Time is one of the most important drivers of value within a service business. Customers not only take note of service completion time, but they also know that the amount they have to pay will be in direct proportion to how long they have to wait. The challenge is that not every customer demands the same requirements for service delivery. Some operate in mission critical environments and need a two- or four-hour response time, while others can wait until the next day.
There is also a direct correlation between service completion time and customer satisfaction. Having too much service can be just as negative as too little. Think about what it is like when you go into a restaurant and the wait staff constantly hovers over you, eager to take your order and clear your table. That’s too much service. You’ll likely be just as dissatisfied with this scenario as you would if the wait staff was nowhere to be found.
Customers’ Perceived Value of Time
This principle also exists for services like onsite maintenance, depot repair, and service parts logistics. If your service level agreements (SLA) specify a four-hour response time and your field service engineer arrives in four hours and 30 minutes, you’ll have an unhappy customer on your hands. However, if the engineer arrives in two hours, your customer’s satisfaction level may be no higher than if the engineer arrived in the four-hour timeframe guaranteed by your SLA. In fact, they might even be unsatisfied if the field service engineer arrived sooner rather than later, especially if no one was available at that time to speak to the field service engineer because they implemented a work around, and the engineer had to come back another time.
When marketing services, it’s important to pay close attention to the customers’ perceived value of time versus the actual time it takes to deliver service to them. You also must make sure that you’ve not only defined your service level appropriately, but possess the capability to deliver it. In other words, make good on your promise. The truth is that once you understand the value of time, you can weave this into your value proposition and pricing strategy. By doing market research, you will be able to determine if there is a segment of your target market that is willing to pay a premium for faster service.
However, in order to deliver faster service you must have the technology, processes, and people in place to ensure faster delivery. For example, a dynamic scheduling system can ensure that you send the right technician with the right skills to the customer, at the right time. This will facilitate your company’s ability to achieve high SLA compliance and first-time fix rates. These metrics demonstrate that you’ve made good on your promise.
Set Up Your Tactical and Strategic Framework
As service executives, we have to continually ensure that our service delivery infrastructure is aligned with the needs of the market and vice versa. This must be done at both a tactical and strategic level.
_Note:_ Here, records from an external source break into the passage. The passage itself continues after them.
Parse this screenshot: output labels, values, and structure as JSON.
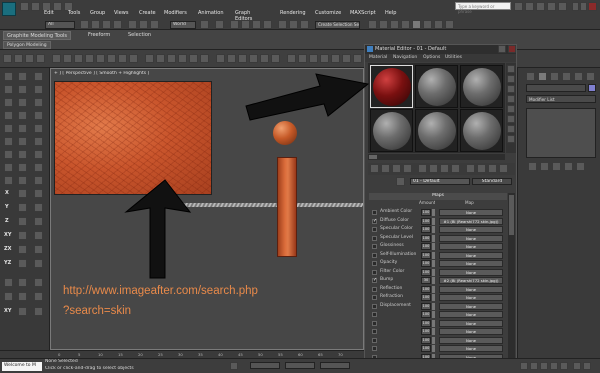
{
  "menu": {
    "items": [
      "Edit",
      "Tools",
      "Group",
      "Views",
      "Create",
      "Modifiers",
      "Animation",
      "Graph Editors",
      "Rendering",
      "Customize",
      "MAXScript",
      "Help"
    ],
    "selection_filter": "All",
    "view_dropdown": "World",
    "named_selection": "Create Selection Se",
    "search_placeholder": "Type a keyword or phrase"
  },
  "ribbon": {
    "tabs": [
      "Graphite Modeling Tools",
      "Freeform",
      "Selection"
    ],
    "subtab": "Polygon Modeling"
  },
  "viewport": {
    "label": "+ ] [ Perspective ] [ Smooth + Highlights ]",
    "caption_line1": "http://www.imageafter.com/search.php",
    "caption_line2": "?search=skin"
  },
  "left_axes": [
    "X",
    "Y",
    "Z",
    "XY",
    "ZX",
    "YZ",
    "XY"
  ],
  "material_editor": {
    "title": "Material Editor - 01 - Default",
    "menu": [
      "Material",
      "Navigation",
      "Options",
      "Utilities"
    ],
    "material_name": "01 - Default",
    "material_type": "Standard",
    "maps_header": "Maps",
    "col_amount": "Amount",
    "col_map": "Map",
    "maps": [
      {
        "label": "Ambient Color",
        "amount": "100",
        "map": "None",
        "checked": false
      },
      {
        "label": "Diffuse Color",
        "amount": "100",
        "map": "#1 (Bi (Rearshi772 skin.jpg))",
        "checked": true
      },
      {
        "label": "Specular Color",
        "amount": "100",
        "map": "None",
        "checked": false
      },
      {
        "label": "Specular Level",
        "amount": "100",
        "map": "None",
        "checked": false
      },
      {
        "label": "Glossiness",
        "amount": "100",
        "map": "None",
        "checked": false
      },
      {
        "label": "Self-Illumination",
        "amount": "100",
        "map": "None",
        "checked": false
      },
      {
        "label": "Opacity",
        "amount": "100",
        "map": "None",
        "checked": false
      },
      {
        "label": "Filter Color",
        "amount": "100",
        "map": "None",
        "checked": false
      },
      {
        "label": "Bump",
        "amount": "30",
        "map": "#2 (Bi (Rearshi772 skin.jpg))",
        "checked": true
      },
      {
        "label": "Reflection",
        "amount": "100",
        "map": "None",
        "checked": false
      },
      {
        "label": "Refraction",
        "amount": "100",
        "map": "None",
        "checked": false
      },
      {
        "label": "Displacement",
        "amount": "100",
        "map": "None",
        "checked": false
      },
      {
        "label": "",
        "amount": "100",
        "map": "None",
        "checked": false
      },
      {
        "label": "",
        "amount": "100",
        "map": "None",
        "checked": false
      },
      {
        "label": "",
        "amount": "100",
        "map": "None",
        "checked": false
      },
      {
        "label": "",
        "amount": "100",
        "map": "None",
        "checked": false
      },
      {
        "label": "",
        "amount": "100",
        "map": "None",
        "checked": false
      },
      {
        "label": "",
        "amount": "100",
        "map": "None",
        "checked": false
      },
      {
        "label": "",
        "amount": "100",
        "map": "None",
        "checked": false
      }
    ]
  },
  "command_panel": {
    "modifier_list": "Modifier List"
  },
  "timeline": {
    "ticks": [
      "0",
      "5",
      "10",
      "15",
      "20",
      "25",
      "30",
      "35",
      "40",
      "45",
      "50",
      "55",
      "60",
      "65",
      "70"
    ]
  },
  "status": {
    "welcome": "Welcome to M",
    "line1": "None Selected",
    "line2": "Click or click-and-drag to select objects"
  },
  "colors": {
    "arrow": "#111111",
    "caption": "#e98a4a"
  }
}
Tactical efforts involve activities like transactional-based customer satisfaction tracking studies and daily monitoring of KPIs. Comparison of these metrics help you anticipate and resolve issues before they get out of hand.
By contrast, strategic initiatives have a longer time horizon, usually involve a capital investment, and will typically lead to a step-by-step improvement in financial performance, service quality, and customer loyalty. To achieve this outcome, a service executive will want to get a clear picture of customer requirements by commissioning a “market wants and needs” study. The executive will probably look toward carrying out a benchmark evaluation of internal operations to ensure that the service delivery infrastructure is capable of meeting these needs.
These types of analysis will also pinpoint where service executives should invest the most to achieve gains. Service executives who miss the opportunity to align internal capabilities with the needs of the market, both tactically and strategically, are likely to find they are losing customers because of long wait times or questionable service quality. Don’t make the same mistake. Make sure you’ve got a tactical and strategic framework in place to ensure that your field service is just right.
This guest blog post was written by Michael R. Blumberg, CMC and President of Blumberg Advisory Group, Inc. Michael is an independent consultant with over twenty years of experience in the Field Service Industry. He is an author and frequent speaker at industry events on issues ranging from sales and marketing to technology to strategy & leadership to operational excellence.